Paltrow’s show also normalizes the idea of female sexual pleasure and female anatomy. The series includes scenes of the female vulva, an erotic blueprint test, and real orgasms from a woman — all completely separate from the realm of pornography. These scenes shocked viewers: Women’s sexual pleasure is considered inappropriate for teenagers, which is why it’s less socially acceptable for women to discuss their sexual preferences with their partners or learn about themselves through masturbation.
Meanwhile, men’s sexual pleasure is normalized: advertisements excessively focus on erectile dysfunction, sex education programs generally neglect to cover women’s external genital stimulation, and movies and TV series mainly feature sex scenes focused on the male climax. When women’s sexual pleasure does happen to be featured in the media, it’s usually tailored towards the male gaze: most scenes featuring women’s sexual stimulation are of lesbian couples in a porn–like scene, which is fetishized by straight male viewers. The misunderstood concept of female pleasure is also manifested in the gendered orgasm gap, as women on average have fewer orgasms than men.
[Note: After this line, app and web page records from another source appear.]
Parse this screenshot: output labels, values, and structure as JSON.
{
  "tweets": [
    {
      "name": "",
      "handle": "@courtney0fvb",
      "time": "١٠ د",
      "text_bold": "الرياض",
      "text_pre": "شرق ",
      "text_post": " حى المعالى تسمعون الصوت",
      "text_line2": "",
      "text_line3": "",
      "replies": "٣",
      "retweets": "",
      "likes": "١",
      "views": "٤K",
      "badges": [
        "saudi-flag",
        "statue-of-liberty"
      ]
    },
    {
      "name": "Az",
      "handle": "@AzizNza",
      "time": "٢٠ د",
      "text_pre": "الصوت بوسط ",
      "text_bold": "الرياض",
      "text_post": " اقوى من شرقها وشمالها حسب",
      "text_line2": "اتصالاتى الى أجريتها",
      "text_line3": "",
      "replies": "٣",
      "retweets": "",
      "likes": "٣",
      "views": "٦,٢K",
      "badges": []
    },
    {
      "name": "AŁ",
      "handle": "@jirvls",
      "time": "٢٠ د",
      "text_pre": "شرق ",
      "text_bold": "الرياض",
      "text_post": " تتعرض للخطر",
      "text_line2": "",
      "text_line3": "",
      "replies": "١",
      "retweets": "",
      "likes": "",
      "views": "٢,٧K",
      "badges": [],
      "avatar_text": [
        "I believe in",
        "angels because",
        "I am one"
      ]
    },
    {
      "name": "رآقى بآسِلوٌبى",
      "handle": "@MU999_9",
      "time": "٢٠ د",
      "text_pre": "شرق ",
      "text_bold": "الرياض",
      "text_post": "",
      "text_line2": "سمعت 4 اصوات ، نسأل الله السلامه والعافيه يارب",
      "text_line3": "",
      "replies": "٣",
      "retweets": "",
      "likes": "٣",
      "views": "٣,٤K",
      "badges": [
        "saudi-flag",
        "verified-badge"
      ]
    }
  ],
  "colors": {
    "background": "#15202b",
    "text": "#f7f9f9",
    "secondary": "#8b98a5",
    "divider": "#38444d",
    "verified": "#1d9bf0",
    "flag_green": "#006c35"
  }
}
Many women have also internalized this message, which is why women are more prone to hiding their sexual pleasures from their partners or feel uncomfortable communicating their preferences. In a 2019 study by the National Library of Medicine, 55 percent of women survey respondents reported that they chose not to talk about sex with their intimate partner, despite wanting to. Reasons for this decision included feeling uncomfortable going into details (40.2%), feeling embarrassed (37.7%), not knowing how to ask (35%), not wanting to seem demanding (18.3%), not wanting their partner to think they were “perverted” (10.1%), and others.
All these reasons reflect the shame that women subconsciously associate with their own sexual pleasure — which is extremely damaging, as female sexual pleasure is essential to overall mental health, body–confidence, and having a healthy relationship dynamic.
Paltrow touches on her personal reasons for filming the show: “As a woman in my 20s, there wasn’t really a rubric for being comfortable with pleasure or talking about my sexuality. I really appreciate that this show destigmatizes that and creates a space for people to ask for what they want and to explore who they are as a sexual being.”
The show specifically touches on body–positivity, which is an important aspect of female sexual pleasure. One scene includes an exercise in which participants stand in front of a mirror, look at their bodies, and observe what they do and don’t like. The aim of the exercise is for the participants to analyze their personal biases about their body, and understand how societal messages have twisted their self–image.
Its underlying message promotes body neutrality: the idea that part of the body–confidence is feeling comfortable with our flaws, rather than feeling pressured to constantly feel body–positive. And in a world dominated by social media apps, advertisements, and TV shows that promote a filtered version of the “ideal” body type, promoting healthy mindsets about women’s bodies is essential to female self–empowerment.
With an 80% rating on Rotten Tomatoes within the first two weeks of being released, it’s clear that viewers are embracing a sex-positive cultural revolution that is long–overdue.
Paltrow describes her hopes for the show’s impact: “I hope that there are really resonant aspects for people…I think there’s some of us in at least one of those characters. If we can honestly help just one couple create a template for having a conversation, it’s worth it.”
Feature Image Courtesy of Netflix